Brief: Give back the lines below exactly, but do not include any pictures.
=-=-=-=-=
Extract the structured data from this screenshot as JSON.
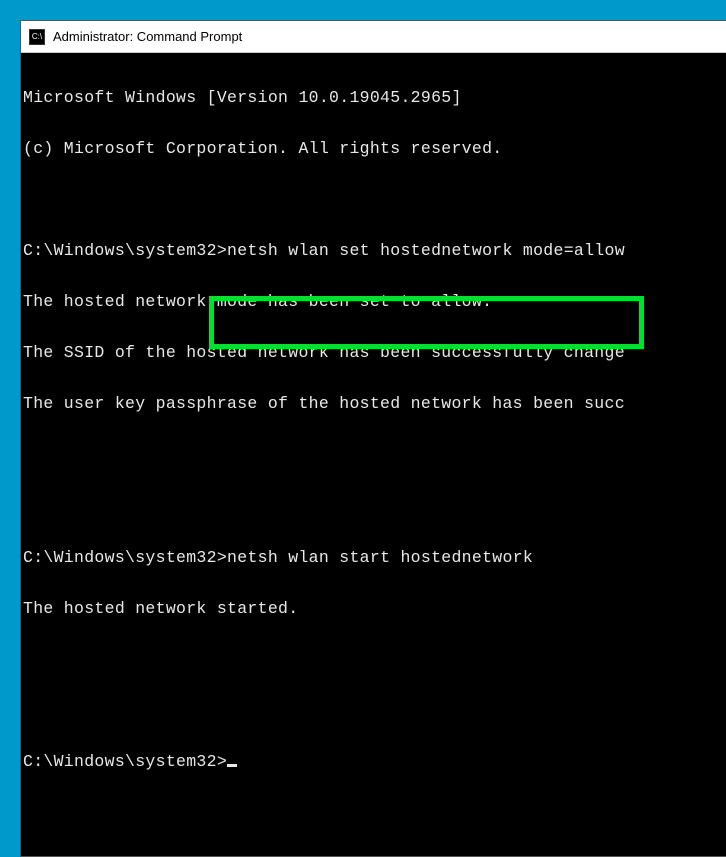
{
  "window": {
    "title": "Administrator: Command Prompt",
    "icon_label": "cmd-icon"
  },
  "terminal": {
    "lines": {
      "l0": "Microsoft Windows [Version 10.0.19045.2965]",
      "l1": "(c) Microsoft Corporation. All rights reserved.",
      "l2": "",
      "l3_prompt": "C:\\Windows\\system32>",
      "l3_cmd": "netsh wlan set hostednetwork mode=allow",
      "l4": "The hosted network mode has been set to allow.",
      "l5": "The SSID of the hosted network has been successfully change",
      "l6": "The user key passphrase of the hosted network has been succ",
      "l7": "",
      "l8": "",
      "l9_prompt": "C:\\Windows\\system32>",
      "l9_cmd": "netsh wlan start hostednetwork",
      "l10": "The hosted network started.",
      "l11": "",
      "l12": "",
      "l13_prompt": "C:\\Windows\\system32>"
    }
  },
  "highlight": {
    "color": "#00e030"
  }
}
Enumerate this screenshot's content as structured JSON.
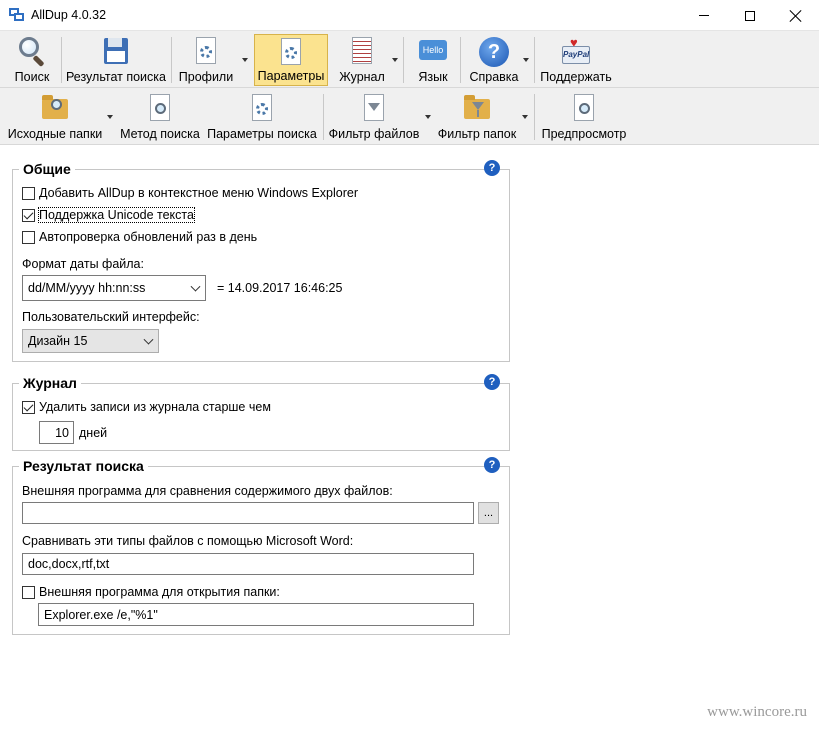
{
  "window": {
    "title": "AllDup 4.0.32"
  },
  "toolbar_main": [
    {
      "label": "Поиск",
      "icon": "search-magnifier-icon"
    },
    {
      "label": "Результат поиска",
      "icon": "save-disk-icon"
    },
    {
      "label": "Профили",
      "icon": "profile-gear-icon"
    },
    {
      "label": "Параметры",
      "icon": "settings-gear-icon",
      "active": true
    },
    {
      "label": "Журнал",
      "icon": "journal-icon"
    },
    {
      "label": "Язык",
      "icon": "hello-language-icon"
    },
    {
      "label": "Справка",
      "icon": "help-icon"
    },
    {
      "label": "Поддержать",
      "icon": "paypal-icon"
    }
  ],
  "toolbar_sub": [
    {
      "label": "Исходные папки",
      "icon": "folder-search-icon"
    },
    {
      "label": "Метод поиска",
      "icon": "search-method-icon"
    },
    {
      "label": "Параметры поиска",
      "icon": "search-options-icon"
    },
    {
      "label": "Фильтр файлов",
      "icon": "file-filter-icon"
    },
    {
      "label": "Фильтр папок",
      "icon": "folder-filter-icon"
    },
    {
      "label": "Предпросмотр",
      "icon": "preview-icon"
    }
  ],
  "general": {
    "title": "Общие",
    "help": "?",
    "opt_context_menu": {
      "label": "Добавить AllDup в контекстное меню Windows Explorer",
      "checked": false
    },
    "opt_unicode": {
      "label": "Поддержка Unicode текста",
      "checked": true
    },
    "opt_autoupdate": {
      "label": "Автопроверка обновлений раз в день",
      "checked": false
    },
    "date_format_label": "Формат даты файла:",
    "date_format_value": "dd/MM/yyyy hh:nn:ss",
    "date_preview": "= 14.09.2017 16:46:25",
    "ui_label": "Пользовательский интерфейс:",
    "ui_value": "Дизайн 15"
  },
  "journal": {
    "title": "Журнал",
    "help": "?",
    "opt_delete_old": {
      "label": "Удалить записи из журнала старше чем",
      "checked": true
    },
    "days_value": "10",
    "days_unit": "дней"
  },
  "results": {
    "title": "Результат поиска",
    "help": "?",
    "compare_label": "Внешняя программа для сравнения содержимого двух файлов:",
    "compare_value": "",
    "browse_label": "...",
    "word_label": "Сравнивать эти типы файлов с помощью Microsoft Word:",
    "word_value": "doc,docx,rtf,txt",
    "opt_open_folder": {
      "label": "Внешняя программа для открытия папки:",
      "checked": false
    },
    "open_folder_value": "Explorer.exe /e,\"%1\""
  },
  "watermark": "www.wincore.ru"
}
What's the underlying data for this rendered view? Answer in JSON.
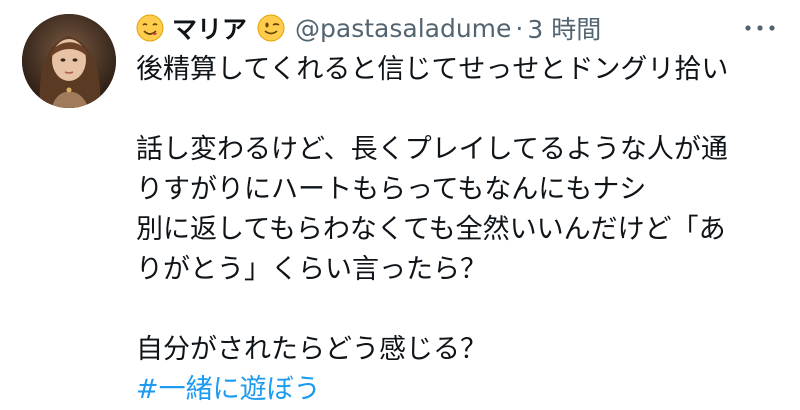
{
  "tweet": {
    "author": {
      "display_name": "マリア",
      "handle": "@pastasaladume",
      "leading_emoji_icon": "savoring-face-emoji",
      "trailing_emoji_icon": "winking-face-emoji"
    },
    "separator": "·",
    "timestamp": "3 時間",
    "more_icon": "ellipsis-icon",
    "body_lines": {
      "l1": "後精算してくれると信じてせっせとドングリ拾い",
      "l2": "話し変わるけど、長くプレイしてるような人が通",
      "l3": "りすがりにハートもらってもなんにもナシ",
      "l4": "別に返してもらわなくても全然いいんだけど「あ",
      "l5": "りがとう」くらい言ったら？",
      "l6": "自分がされたらどう感じる？"
    },
    "hashtag": "#一緒に遊ぼう"
  },
  "colors": {
    "text": "#0f1419",
    "secondary": "#536471",
    "link": "#1d9bf0"
  }
}
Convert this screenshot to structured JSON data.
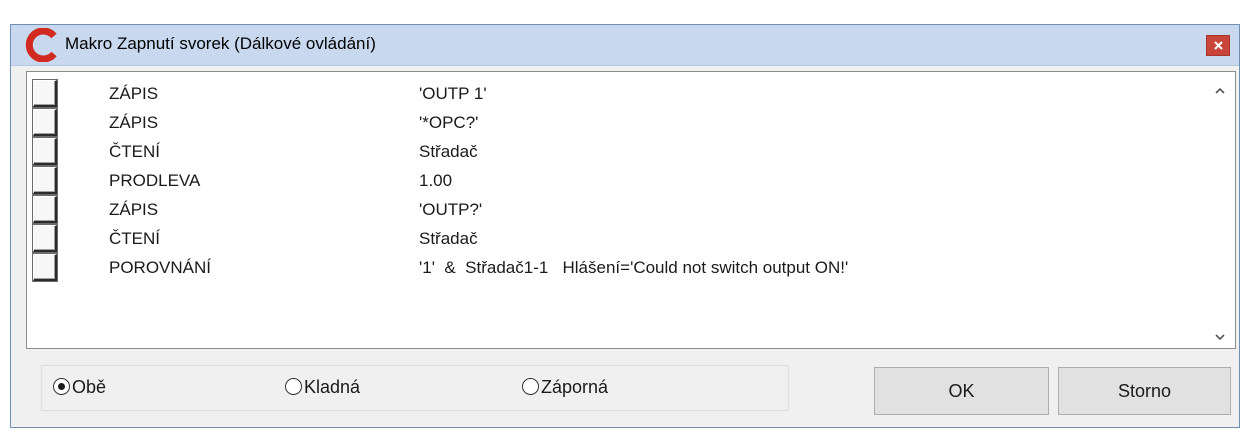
{
  "window": {
    "title": "Makro Zapnutí svorek (Dálkové ovládání)",
    "logo_letter": "C",
    "logo_color": "#d02a21",
    "close_icon": "close-icon"
  },
  "commands": [
    {
      "command": "ZÁPIS",
      "param": "'OUTP 1'"
    },
    {
      "command": "ZÁPIS",
      "param": "'*OPC?'"
    },
    {
      "command": "ČTENÍ",
      "param": "Střadač"
    },
    {
      "command": "PRODLEVA",
      "param": "1.00"
    },
    {
      "command": "ZÁPIS",
      "param": "'OUTP?'"
    },
    {
      "command": "ČTENÍ",
      "param": "Střadač"
    },
    {
      "command": "POROVNÁNÍ",
      "param": "'1'  &  Střadač1-1   Hlášení='Could not switch output ON!'"
    }
  ],
  "polarity": {
    "options": [
      {
        "label": "Obě",
        "selected": true
      },
      {
        "label": "Kladná",
        "selected": false
      },
      {
        "label": "Záporná",
        "selected": false
      }
    ]
  },
  "buttons": {
    "ok": "OK",
    "cancel": "Storno"
  },
  "colors": {
    "titlebar": "#c8d9ef",
    "close_button": "#c9453b",
    "dialog_bg": "#f0f0f0"
  }
}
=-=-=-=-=
Written answer:
Extract the structured data from this screenshot as JSON.
{
  "window": {
    "title": "Administrator: Command Prompt",
    "icon_label": "cmd-icon"
  },
  "terminal": {
    "lines": {
      "l0": "Microsoft Windows [Version 10.0.19045.2965]",
      "l1": "(c) Microsoft Corporation. All rights reserved.",
      "l2": "",
      "l3_prompt": "C:\\Windows\\system32>",
      "l3_cmd": "netsh wlan set hostednetwork mode=allow",
      "l4": "The hosted network mode has been set to allow.",
      "l5": "The SSID of the hosted network has been successfully change",
      "l6": "The user key passphrase of the hosted network has been succ",
      "l7": "",
      "l8": "",
      "l9_prompt": "C:\\Windows\\system32>",
      "l9_cmd": "netsh wlan start hostednetwork",
      "l10": "The hosted network started.",
      "l11": "",
      "l12": "",
      "l13_prompt": "C:\\Windows\\system32>"
    }
  },
  "highlight": {
    "color": "#00e030"
  }
}
Enumerate this screenshot's content as structured JSON.
{
  "window": {
    "title": "AllDup 4.0.32"
  },
  "toolbar_main": [
    {
      "label": "Поиск",
      "icon": "search-magnifier-icon"
    },
    {
      "label": "Результат поиска",
      "icon": "save-disk-icon"
    },
    {
      "label": "Профили",
      "icon": "profile-gear-icon"
    },
    {
      "label": "Параметры",
      "icon": "settings-gear-icon",
      "active": true
    },
    {
      "label": "Журнал",
      "icon": "journal-icon"
    },
    {
      "label": "Язык",
      "icon": "hello-language-icon"
    },
    {
      "label": "Справка",
      "icon": "help-icon"
    },
    {
      "label": "Поддержать",
      "icon": "paypal-icon"
    }
  ],
  "toolbar_sub": [
    {
      "label": "Исходные папки",
      "icon": "folder-search-icon"
    },
    {
      "label": "Метод поиска",
      "icon": "search-method-icon"
    },
    {
      "label": "Параметры поиска",
      "icon": "search-options-icon"
    },
    {
      "label": "Фильтр файлов",
      "icon": "file-filter-icon"
    },
    {
      "label": "Фильтр папок",
      "icon": "folder-filter-icon"
    },
    {
      "label": "Предпросмотр",
      "icon": "preview-icon"
    }
  ],
  "general": {
    "title": "Общие",
    "help": "?",
    "opt_context_menu": {
      "label": "Добавить AllDup в контекстное меню Windows Explorer",
      "checked": false
    },
    "opt_unicode": {
      "label": "Поддержка Unicode текста",
      "checked": true
    },
    "opt_autoupdate": {
      "label": "Автопроверка обновлений раз в день",
      "checked": false
    },
    "date_format_label": "Формат даты файла:",
    "date_format_value": "dd/MM/yyyy hh:nn:ss",
    "date_preview": "= 14.09.2017 16:46:25",
    "ui_label": "Пользовательский интерфейс:",
    "ui_value": "Дизайн 15"
  },
  "journal": {
    "title": "Журнал",
    "help": "?",
    "opt_delete_old": {
      "label": "Удалить записи из журнала старше чем",
      "checked": true
    },
    "days_value": "10",
    "days_unit": "дней"
  },
  "results": {
    "title": "Результат поиска",
    "help": "?",
    "compare_label": "Внешняя программа для сравнения содержимого двух файлов:",
    "compare_value": "",
    "browse_label": "...",
    "word_label": "Сравнивать эти типы файлов с помощью Microsoft Word:",
    "word_value": "doc,docx,rtf,txt",
    "opt_open_folder": {
      "label": "Внешняя программа для открытия папки:",
      "checked": false
    },
    "open_folder_value": "Explorer.exe /e,\"%1\""
  },
  "watermark": "www.wincore.ru"
}
What's the underlying data for this rendered view? Answer in JSON.
{
  "tweet": {
    "author": {
      "display_name": "マリア",
      "handle": "@pastasaladume",
      "leading_emoji_icon": "savoring-face-emoji",
      "trailing_emoji_icon": "winking-face-emoji"
    },
    "separator": "·",
    "timestamp": "3 時間",
    "more_icon": "ellipsis-icon",
    "body_lines": {
      "l1": "後精算してくれると信じてせっせとドングリ拾い",
      "l2": "話し変わるけど、長くプレイしてるような人が通",
      "l3": "りすがりにハートもらってもなんにもナシ",
      "l4": "別に返してもらわなくても全然いいんだけど「あ",
      "l5": "りがとう」くらい言ったら？",
      "l6": "自分がされたらどう感じる？"
    },
    "hashtag": "#一緒に遊ぼう"
  },
  "colors": {
    "text": "#0f1419",
    "secondary": "#536471",
    "link": "#1d9bf0"
  }
}
Convert this screenshot to structured JSON data.
{
  "window": {
    "title": "Makro Zapnutí svorek (Dálkové ovládání)",
    "logo_letter": "C",
    "logo_color": "#d02a21",
    "close_icon": "close-icon"
  },
  "commands": [
    {
      "command": "ZÁPIS",
      "param": "'OUTP 1'"
    },
    {
      "command": "ZÁPIS",
      "param": "'*OPC?'"
    },
    {
      "command": "ČTENÍ",
      "param": "Střadač"
    },
    {
      "command": "PRODLEVA",
      "param": "1.00"
    },
    {
      "command": "ZÁPIS",
      "param": "'OUTP?'"
    },
    {
      "command": "ČTENÍ",
      "param": "Střadač"
    },
    {
      "command": "POROVNÁNÍ",
      "param": "'1'  &  Střadač1-1   Hlášení='Could not switch output ON!'"
    }
  ],
  "polarity": {
    "options": [
      {
        "label": "Obě",
        "selected": true
      },
      {
        "label": "Kladná",
        "selected": false
      },
      {
        "label": "Záporná",
        "selected": false
      }
    ]
  },
  "buttons": {
    "ok": "OK",
    "cancel": "Storno"
  },
  "colors": {
    "titlebar": "#c8d9ef",
    "close_button": "#c9453b",
    "dialog_bg": "#f0f0f0"
  }
}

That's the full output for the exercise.